Fourthly, the values which revolutionaries advocated fascinated me.

According to my own knowledge, Tongmenghui was formed in 1905 by Sun Yat-sen, and promoted “Three People’s Principles” ( Principles of Nationalism, Principles of Democracy, Principles of People's Livelihood). As a scholar, I longed for values such as freedom, equality and democracy. Hence, I would choose to be a revolutionary.

Reasons for not preferring to be a reformer would then be discussed.

Firstly, reforms in China had never succeeded.

In my own knowledge, both the Self-Strengthening Movement (1861-1895) and Hundred Days’ Reform (1898) failed in reforming China into a strong country. For example, China remained in the autocratic rule of the Qing government and democratic ideas still had not been introduced to the general public. What’s more, most Chinese people continued to live in poverty after the reforms. As a scholar, I learnt from historical facts that reform was ineffective in transforming China into a better place. Hence, I would not prefer to be a reformer.

Secondly, the Late Qing government was insincere in carrying out the reform.

From what I knew, the Late Qing Reform initiated by the Qing government in 1901 was proved to be insincere. For instance, the cabinet which responsible for creating a constitutional monarchy, consisted of thirteen members, of which nine were Manchus (seven of whom were from the imperial clan) while only four were Han Chinese. The establishment of this “Royal Cabinet” reflected the Qing government only aimed to prolong the Manchu rule instead of strengthening China. As a scholar, I understand that the insincere attitude of the Qing government in carrying out the reform would bring no effectiveness in strengthening the nation, and at the same time I have no more hope on the Qing Dynasty. Thus, I would not prefer to be a reformer.

Thirdly, reform is ineffective in modernising china.

From Source C, the object of reform was “not a changed dynasty, nor a revolution in the form of government”, showing reform only aimed to make changes on the surface.
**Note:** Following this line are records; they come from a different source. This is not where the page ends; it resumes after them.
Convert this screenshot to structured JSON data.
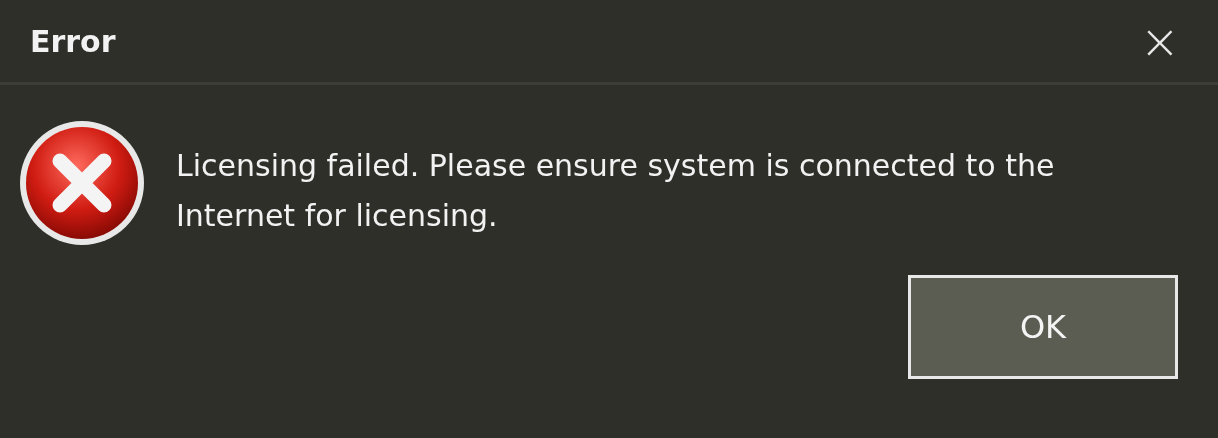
{
  "window": {
    "title": "Error",
    "close": "×"
  },
  "message": {
    "kind": "error",
    "text": "Licensing failed. Please ensure system is connected to the Internet for licensing."
  },
  "buttons": [
    {
      "label": "OK",
      "selected": true
    }
  ]
}
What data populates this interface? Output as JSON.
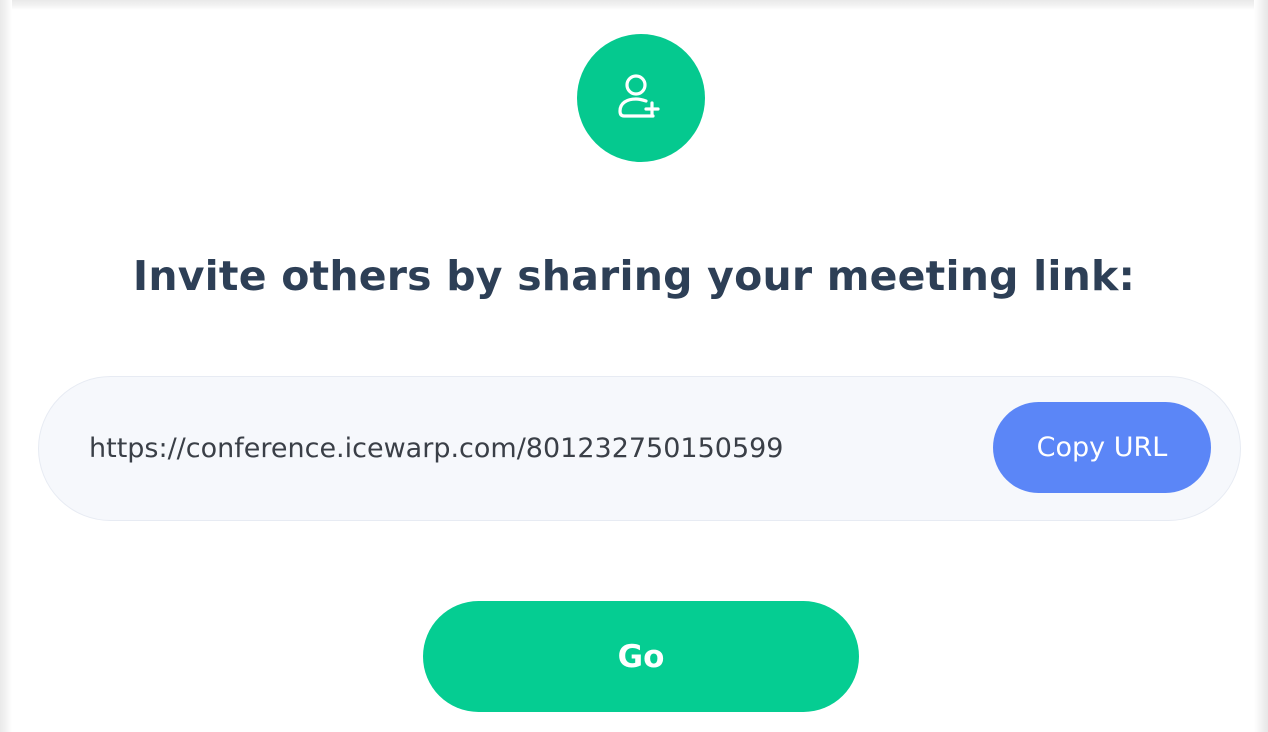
{
  "invite": {
    "icon": "add-user-icon",
    "title": "Invite others by sharing your meeting link:",
    "meeting_url": "https://conference.icewarp.com/801232750150599",
    "copy_label": "Copy URL",
    "go_label": "Go"
  },
  "colors": {
    "accent_green": "#05c98f",
    "copy_blue": "#5b86f7",
    "title_text": "#2d3f56",
    "link_box_bg": "#f6f8fc"
  }
}
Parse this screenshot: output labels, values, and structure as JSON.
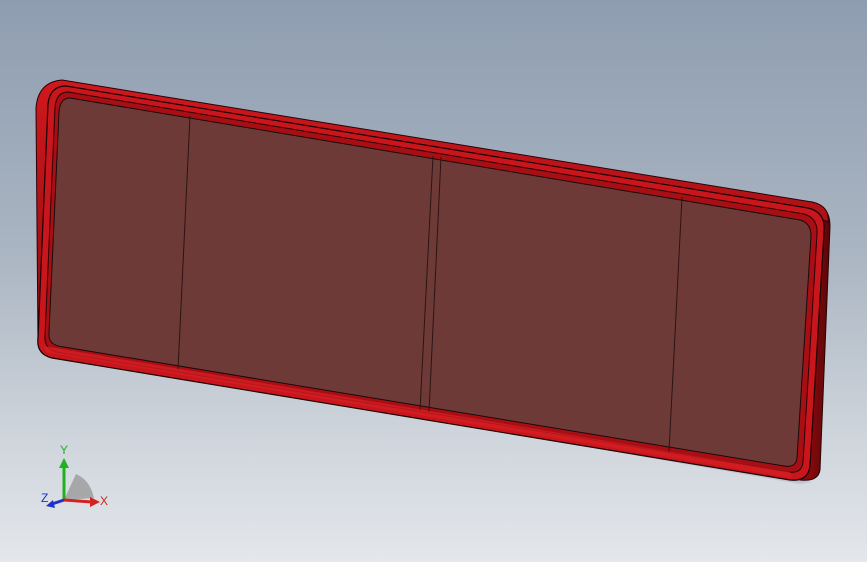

Its depth was not enough to transform the entire China into a strong nation. As a scholar, I understood the fundamental problem----autocracy, which would remain in China even after reform, meaning reform could not truly make a better China. Therefore, I would not prefer to be a reformer.

To conclude, I would prefer to be a revolutionary.